→ **ACTIVITY**: Only the text carries over: repeat the records exactly and drop the images.

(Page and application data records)
================================
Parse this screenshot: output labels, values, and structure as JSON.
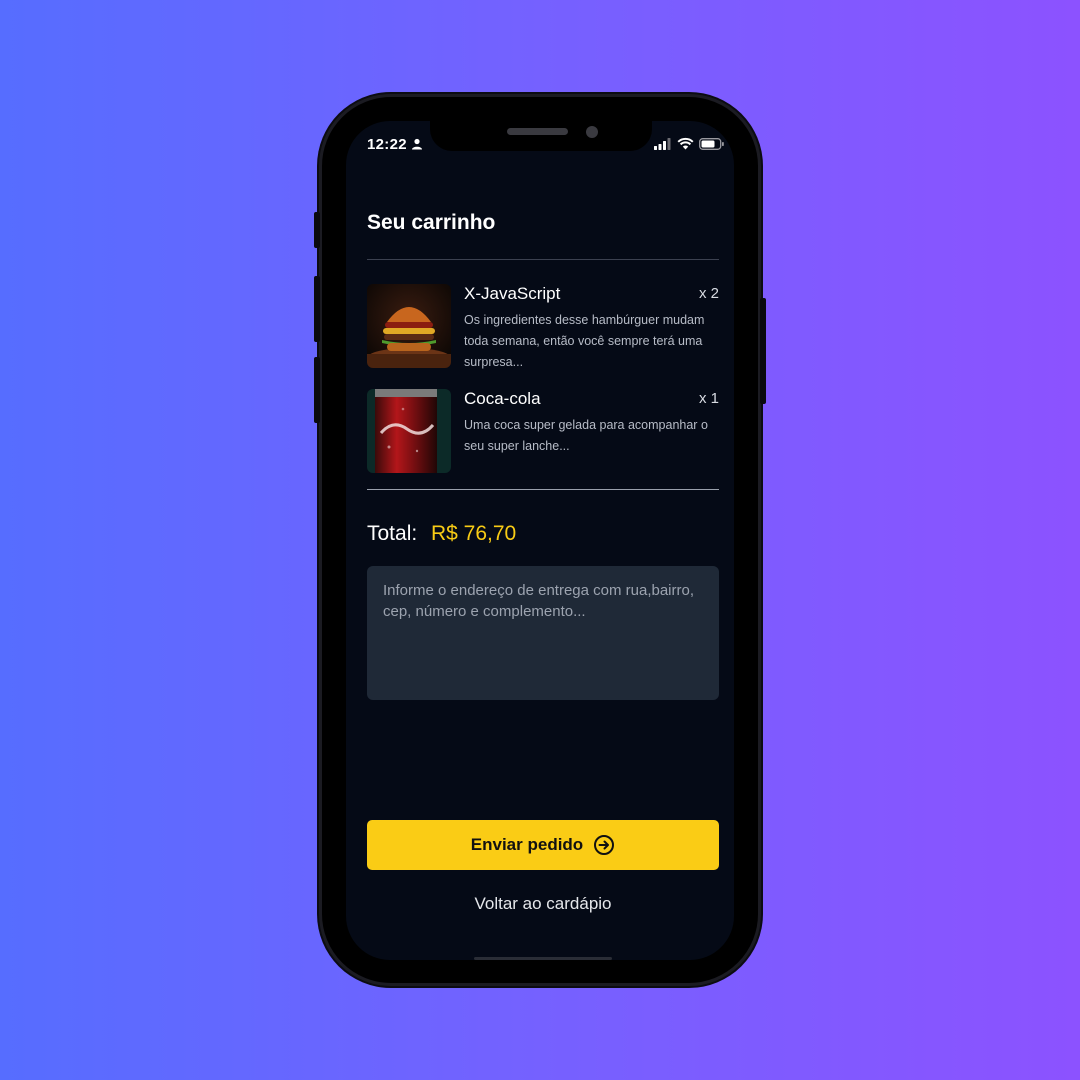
{
  "status_bar": {
    "time": "12:22"
  },
  "cart": {
    "title": "Seu carrinho",
    "items": [
      {
        "name": "X-JavaScript",
        "quantity": "x 2",
        "description": "Os ingredientes desse hambúrguer mudam toda semana, então você sempre terá uma surpresa...",
        "image_icon": "burger-image"
      },
      {
        "name": "Coca-cola",
        "quantity": "x 1",
        "description": "Uma coca super gelada para acompanhar o seu super lanche...",
        "image_icon": "coca-cola-can-image"
      }
    ],
    "total_label": "Total:",
    "total_value": "R$ 76,70"
  },
  "address": {
    "placeholder": "Informe o endereço de entrega com rua,bairro, cep, número e complemento..."
  },
  "actions": {
    "send_label": "Enviar pedido",
    "back_label": "Voltar ao cardápio"
  },
  "colors": {
    "accent": "#facc15",
    "price": "#f9cc15",
    "screen_bg": "#050a16",
    "input_bg": "#1f2937"
  }
}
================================
→ **TASK SOLUTION**:
Parse this screenshot: output labels, values, and structure as JSON.
{
  "status_bar": {
    "time": "12:22"
  },
  "cart": {
    "title": "Seu carrinho",
    "items": [
      {
        "name": "X-JavaScript",
        "quantity": "x 2",
        "description": "Os ingredientes desse hambúrguer mudam toda semana, então você sempre terá uma surpresa...",
        "image_icon": "burger-image"
      },
      {
        "name": "Coca-cola",
        "quantity": "x 1",
        "description": "Uma coca super gelada para acompanhar o seu super lanche...",
        "image_icon": "coca-cola-can-image"
      }
    ],
    "total_label": "Total:",
    "total_value": "R$ 76,70"
  },
  "address": {
    "placeholder": "Informe o endereço de entrega com rua,bairro, cep, número e complemento..."
  },
  "actions": {
    "send_label": "Enviar pedido",
    "back_label": "Voltar ao cardápio"
  },
  "colors": {
    "accent": "#facc15",
    "price": "#f9cc15",
    "screen_bg": "#050a16",
    "input_bg": "#1f2937"
  }
}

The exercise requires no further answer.